Requirement
Wherever the word "Cold" appears in a line of the records, copy that line.

Data provided
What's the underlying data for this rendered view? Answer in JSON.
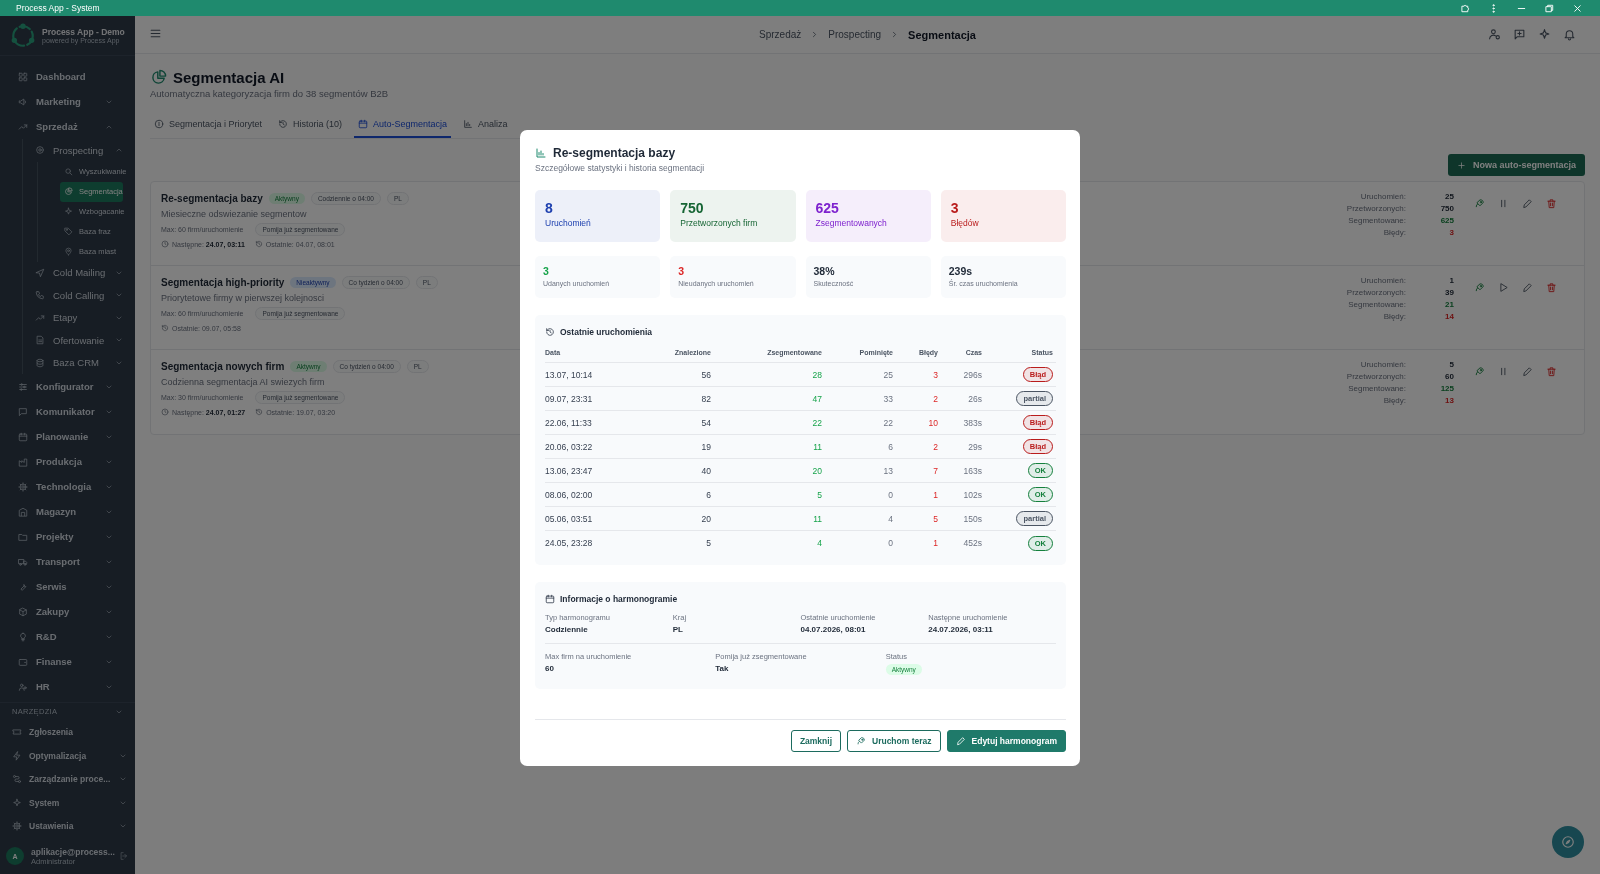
{
  "window": {
    "title": "Process App - System"
  },
  "sidebar": {
    "app_name": "Process App - Demo",
    "app_tagline": "powered by Process App",
    "items": [
      {
        "label": "Dashboard",
        "selected": false
      },
      {
        "label": "Marketing",
        "selected": false,
        "expanded": false
      },
      {
        "label": "Sprzedaż",
        "selected": false,
        "expanded": true,
        "children": [
          {
            "label": "Prospecting",
            "selected": false,
            "expanded": true,
            "children": [
              {
                "label": "Wyszukiwanie",
                "selected": false
              },
              {
                "label": "Segmentacja",
                "selected": true
              },
              {
                "label": "Wzbogacanie",
                "selected": false
              },
              {
                "label": "Baza fraz",
                "selected": false
              },
              {
                "label": "Baza miast",
                "selected": false
              }
            ]
          },
          {
            "label": "Cold Mailing",
            "selected": false,
            "expanded": false
          },
          {
            "label": "Cold Calling",
            "selected": false,
            "expanded": false
          },
          {
            "label": "Etapy",
            "selected": false,
            "expanded": false
          },
          {
            "label": "Ofertowanie",
            "selected": false,
            "expanded": false
          },
          {
            "label": "Baza CRM",
            "selected": false,
            "expanded": false
          }
        ]
      },
      {
        "label": "Konfigurator",
        "selected": false,
        "expanded": false
      },
      {
        "label": "Komunikator",
        "selected": false,
        "expanded": false
      },
      {
        "label": "Planowanie",
        "selected": false,
        "expanded": false
      },
      {
        "label": "Produkcja",
        "selected": false,
        "expanded": false
      },
      {
        "label": "Technologia",
        "selected": false,
        "expanded": false
      },
      {
        "label": "Magazyn",
        "selected": false,
        "expanded": false
      },
      {
        "label": "Projekty",
        "selected": false,
        "expanded": false
      },
      {
        "label": "Transport",
        "selected": false,
        "expanded": false
      },
      {
        "label": "Serwis",
        "selected": false,
        "expanded": false
      },
      {
        "label": "Zakupy",
        "selected": false,
        "expanded": false
      },
      {
        "label": "R&D",
        "selected": false,
        "expanded": false
      },
      {
        "label": "Finanse",
        "selected": false,
        "expanded": false
      },
      {
        "label": "HR",
        "selected": false,
        "expanded": false
      }
    ],
    "tools": {
      "title": "NARZĘDZIA",
      "items": [
        {
          "label": "Zgłoszenia",
          "selected": false
        },
        {
          "label": "Optymalizacja",
          "selected": false,
          "expanded": false
        },
        {
          "label": "Zarządzanie proce...",
          "selected": false,
          "expanded": false
        },
        {
          "label": "System",
          "selected": false,
          "expanded": false
        },
        {
          "label": "Ustawienia",
          "selected": false,
          "expanded": false
        }
      ]
    },
    "user": {
      "initial": "A",
      "email": "aplikacje@process...",
      "role": "Administrator"
    }
  },
  "header": {
    "breadcrumb": [
      "Sprzedaż",
      "Prospecting",
      "Segmentacja"
    ]
  },
  "page": {
    "title": "Segmentacja AI",
    "subtitle": "Automatyczna kategoryzacja firm do 38 segmentów B2B",
    "tabs": [
      {
        "label": "Segmentacja i Priorytet",
        "selected": false
      },
      {
        "label": "Historia (10)",
        "selected": false
      },
      {
        "label": "Auto-Segmentacja",
        "selected": true
      },
      {
        "label": "Analiza",
        "selected": false
      }
    ],
    "new_button": "Nowa auto-segmentacja",
    "schedules": [
      {
        "name": "Re-segmentacja bazy",
        "status": "Aktywny",
        "active": true,
        "frequency": "Codziennie o 04:00",
        "country": "PL",
        "description": "Miesieczne odswiezanie segmentow",
        "max": "Max: 60 firm/uruchomienie",
        "skip_tag": "Pomija już segmentowane",
        "next": "Następne: **24.07, 03:11**",
        "last": "Ostatnie: 04.07, 08:01",
        "running": true,
        "stats": [
          {
            "label": "Uruchomień:",
            "value": "25",
            "kind": "count"
          },
          {
            "label": "Przetworzonych:",
            "value": "750",
            "kind": "count"
          },
          {
            "label": "Segmentowane:",
            "value": "625",
            "kind": "good"
          },
          {
            "label": "Błędy:",
            "value": "3",
            "kind": "bad"
          }
        ]
      },
      {
        "name": "Segmentacja high-priority",
        "status": "Nieaktywny",
        "active": false,
        "frequency": "Co tydzień o 04:00",
        "country": "PL",
        "description": "Priorytetowe firmy w pierwszej kolejnosci",
        "max": "Max: 60 firm/uruchomienie",
        "skip_tag": "Pomija już segmentowane",
        "last": "Ostatnie: 09.07, 05:58",
        "running": false,
        "stats": [
          {
            "label": "Uruchomień:",
            "value": "1",
            "kind": "count"
          },
          {
            "label": "Przetworzonych:",
            "value": "39",
            "kind": "count"
          },
          {
            "label": "Segmentowane:",
            "value": "21",
            "kind": "good"
          },
          {
            "label": "Błędy:",
            "value": "14",
            "kind": "bad"
          }
        ]
      },
      {
        "name": "Segmentacja nowych firm",
        "status": "Aktywny",
        "active": true,
        "frequency": "Co tydzień o 04:00",
        "country": "PL",
        "description": "Codzienna segmentacja AI swiezych firm",
        "max": "Max: 30 firm/uruchomienie",
        "skip_tag": "Pomija już segmentowane",
        "next": "Następne: **24.07, 01:27**",
        "last": "Ostatnie: 19.07, 03:20",
        "running": true,
        "stats": [
          {
            "label": "Uruchomień:",
            "value": "5",
            "kind": "count"
          },
          {
            "label": "Przetworzonych:",
            "value": "60",
            "kind": "count"
          },
          {
            "label": "Segmentowane:",
            "value": "125",
            "kind": "good"
          },
          {
            "label": "Błędy:",
            "value": "13",
            "kind": "bad"
          }
        ]
      }
    ]
  },
  "modal": {
    "title": "Re-segmentacja bazy",
    "subtitle": "Szczegółowe statystyki i historia segmentacji",
    "summary": [
      {
        "value": "8",
        "label": "Uruchomień",
        "color": "#1e40af"
      },
      {
        "value": "750",
        "label": "Przetworzonych firm",
        "color": "#166534"
      },
      {
        "value": "625",
        "label": "Zsegmentowanych",
        "color": "#7e22ce"
      },
      {
        "value": "3",
        "label": "Błędów",
        "color": "#b91c1c"
      }
    ],
    "metrics": [
      {
        "value": "3",
        "label": "Udanych uruchomień",
        "color": "#16a34a"
      },
      {
        "value": "3",
        "label": "Nieudanych uruchomień",
        "color": "#dc2626"
      },
      {
        "value": "38%",
        "label": "Skuteczność",
        "color": "#1f2937"
      },
      {
        "value": "239s",
        "label": "Śr. czas uruchomienia",
        "color": "#1f2937"
      }
    ],
    "runs": {
      "title": "Ostatnie uruchomienia",
      "columns": [
        "Data",
        "Znalezione",
        "Zsegmentowane",
        "Pominięte",
        "Błędy",
        "Czas",
        "Status"
      ],
      "rows": [
        {
          "date": "13.07, 10:14",
          "found": "56",
          "segmented": "28",
          "skipped": "25",
          "errors": "3",
          "time": "296s",
          "status": {
            "label": "Błąd",
            "color": "#b91c1c"
          }
        },
        {
          "date": "09.07, 23:31",
          "found": "82",
          "segmented": "47",
          "skipped": "33",
          "errors": "2",
          "time": "26s",
          "status": {
            "label": "partial",
            "color": "#4b5563"
          }
        },
        {
          "date": "22.06, 11:33",
          "found": "54",
          "segmented": "22",
          "skipped": "22",
          "errors": "10",
          "time": "383s",
          "status": {
            "label": "Błąd",
            "color": "#b91c1c"
          }
        },
        {
          "date": "20.06, 03:22",
          "found": "19",
          "segmented": "11",
          "skipped": "6",
          "errors": "2",
          "time": "29s",
          "status": {
            "label": "Błąd",
            "color": "#b91c1c"
          }
        },
        {
          "date": "13.06, 23:47",
          "found": "40",
          "segmented": "20",
          "skipped": "13",
          "errors": "7",
          "time": "163s",
          "status": {
            "label": "OK",
            "color": "#15803d"
          }
        },
        {
          "date": "08.06, 02:00",
          "found": "6",
          "segmented": "5",
          "skipped": "0",
          "errors": "1",
          "time": "102s",
          "status": {
            "label": "OK",
            "color": "#15803d"
          }
        },
        {
          "date": "05.06, 03:51",
          "found": "20",
          "segmented": "11",
          "skipped": "4",
          "errors": "5",
          "time": "150s",
          "status": {
            "label": "partial",
            "color": "#4b5563"
          }
        },
        {
          "date": "24.05, 23:28",
          "found": "5",
          "segmented": "4",
          "skipped": "0",
          "errors": "1",
          "time": "452s",
          "status": {
            "label": "OK",
            "color": "#15803d"
          }
        }
      ]
    },
    "schedule": {
      "title": "Informacje o harmonogramie",
      "fields": [
        {
          "label": "Typ harmonogramu",
          "value": "Codziennie"
        },
        {
          "label": "Kraj",
          "value": "PL"
        },
        {
          "label": "Ostatnie uruchomienie",
          "value": "04.07.2026, 08:01"
        },
        {
          "label": "Następne uruchomienie",
          "value": "24.07.2026, 03:11"
        }
      ],
      "fields_2": [
        {
          "label": "Max firm na uruchomienie",
          "value": "60",
          "kind": "text"
        },
        {
          "label": "Pomija już zsegmentowane",
          "value": "Tak",
          "kind": "text"
        },
        {
          "label": "Status",
          "value": "Aktywny",
          "kind": "badge"
        }
      ]
    },
    "buttons": [
      {
        "label": "Zamknij",
        "kind": "secondary"
      },
      {
        "label": "Uruchom teraz",
        "kind": "secondary"
      },
      {
        "label": "Edytuj harmonogram",
        "kind": "primary"
      }
    ]
  }
}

Task response
            "label": "Cold Mailing",
            "label": "Cold Calling",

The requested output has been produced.